Teddy Bridgewater Can’t Hold Kirk Cousins’ Jock Strap

Photo: Brace Hemmelgarn – USA TODAY Sports

To my surprise, there was an actual football game between the Minnesota Vikings and Carolina Panthers attached to Teddy Bridgewater’s Minneapolis return over the weekend. I guess I missed that in between all the “Mike Zimmer + Teddy Bridgewater: A Match Made in Heaven” fluff pieces I read last week. Kirk Cousins was aware at least.

Unlike me, Cousins had better things to do than to read about how much Mike Zimmer misses having somebody else as his quarterback. Kirk was more concerned with putting the Vikings on his back and leading them to a season-saving win against Bridgewater’s Panthers.

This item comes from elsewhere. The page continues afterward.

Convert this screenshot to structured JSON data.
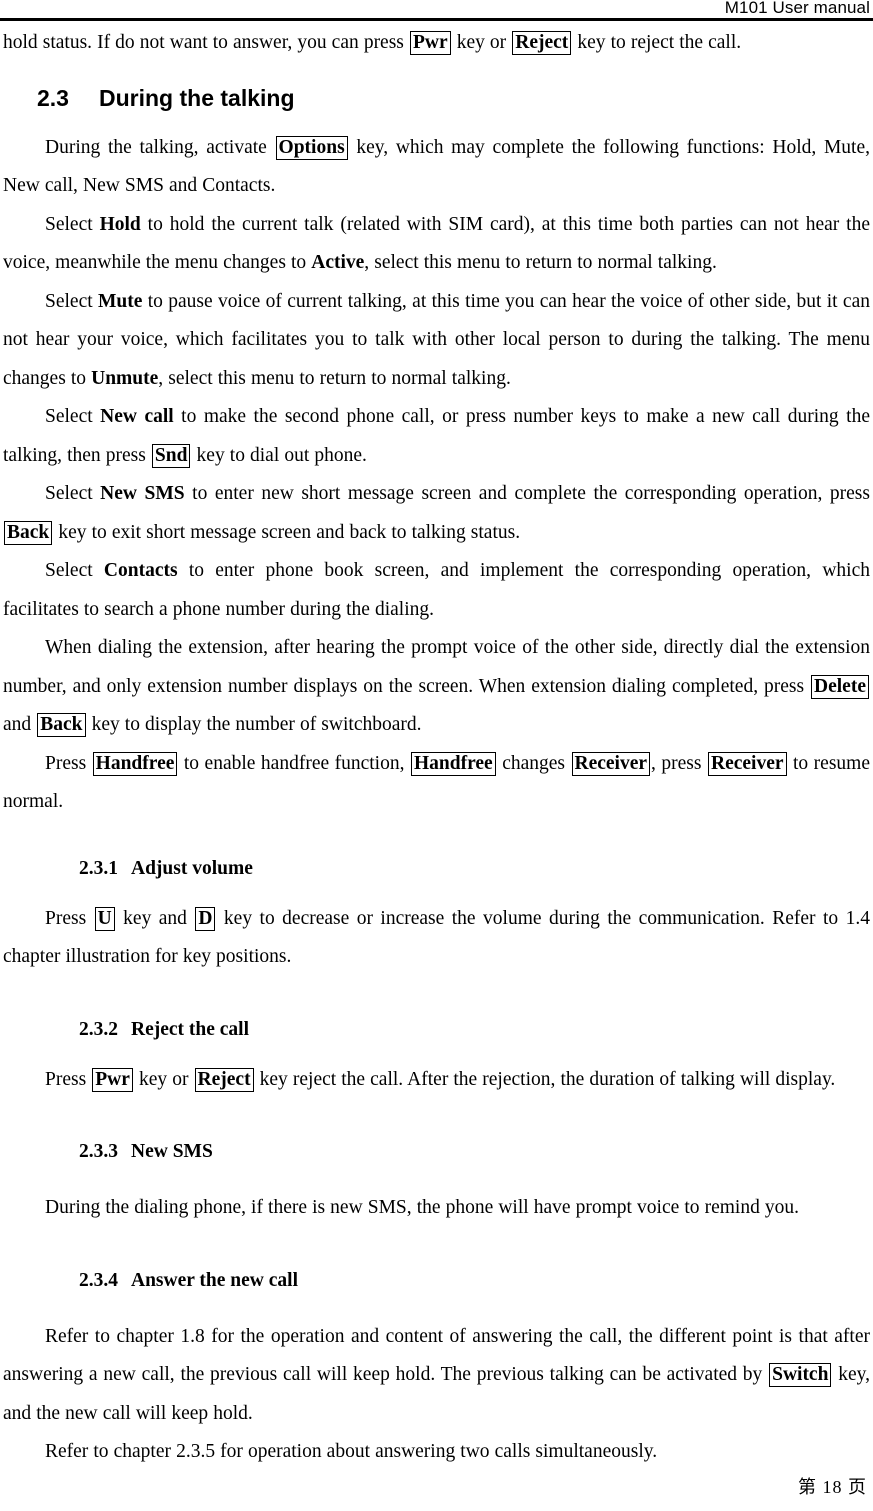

Hopefully, Kirk’s 34/45 (75.5%), 307 yards, 3 TD, 0 INT and game-winning touchdown drive performance will ease Zim’s still-achy-breaky heart. Falling asleep last night and waking up this morning with the Vikings in all of the playoff graphics on NFL Network and ESPN had to help…



Teddy on the other hand…

The guy that Minnesota Vikings media was fawning over all of last week wasn’t able to tie a bow on the Cinderella comeback story they were trying to write. Teddy Bridgewater looked uncomfortable in the pocket all afternoon, his deep ball was wobbly and he was inaccurate at all levels.

If it hadn’t been for a gift from Mike Zimmer, that turned a 5-yard crossing route into a 60-yard TD, his QBR would’ve been comparable to the practice squad QB who started for Denver. When the game was over, Bridgewater finished 19/36 for 267 yards, 1 TD and 1 INT.

In 2020, Kirk and Teddy’s stats actually look pretty similar but you didn’t need any binoculars to see the difference between the two on Sunday. Even Cousins’ pocket awareness, which is normally his biggest weak spot, looked better. He was calmly dancing away from pressure and even took off for first downs when necessary.

But really, the difference between Kirk Cousins and Teddy Bridgewater gets wider as you zoom out on the two careers. Teddy’s injury history isn’t his fault, but it’s his history nonetheless. Meanwhile, Cousins has become one of the few iron-man quarterbacks of NFL history.

Kirk came into the league before Teddy but sat behind Robert Griffin III in Washington for three seasons, before he took over as the full-time starter. By the time he did, it was 2015 and Bridgewater already had 12 starts under his belt from his 2014 rookie campaign. To that point, Cousins only had 9 starts. Here are where the two careers were back then vs where they sit now.


Prior to 2015 Season
PlayerGSCMPATT%YDSTDINTRTGQBR
Kirk Cousins924040759.03,030181977.5NA
Teddy Bridgewater1225940264.42,919141290.454.4
Pro-Football-Reference
Full Career
PlayerGSCMPATT%YDSTDINTRTGQBR
Kirk Cousins992322346667.026,8751788297.567.8
Teddy Bridgewater45955143666.510,471523390.471.1
Pro-Football-Reference

But Teddy is a leader and a winner…

He’s a winner? Huh… I guess his 25-20 career record as a starter is technically a winning one. But Bridgewater hasn’t won a playoff game yet and has only 145 yards passing during the only one he played in.

We know Teddy is a great locker room guy. That fact cannot be denied. Just open a Minnesota sports page from last week to find out… but that hasn’t proven to mean anything, to this point in his career.

Everyone wants to rip on Kirk Cousins’ leadership, myself included, but Kirk is the only one of these two QB’s who has a playoff win and he’s the only one who’s lead a game-winning drive in a big playoff game (for the Minnesota Vikings).

As far as leadership and Kirk Cousins relate, I’ll let his teammate Chad Beebe do the talking.



I like Teddy Bridgewater too and I’m glad he recovered from what looked like a career-ending injury at one point… but he really can’t hold the jock strap of Kirk Cousins and Mike Zimmer should stop pretending like he can.

Give me Kirk every time.

Eric Strack | Minnesota Sports Fan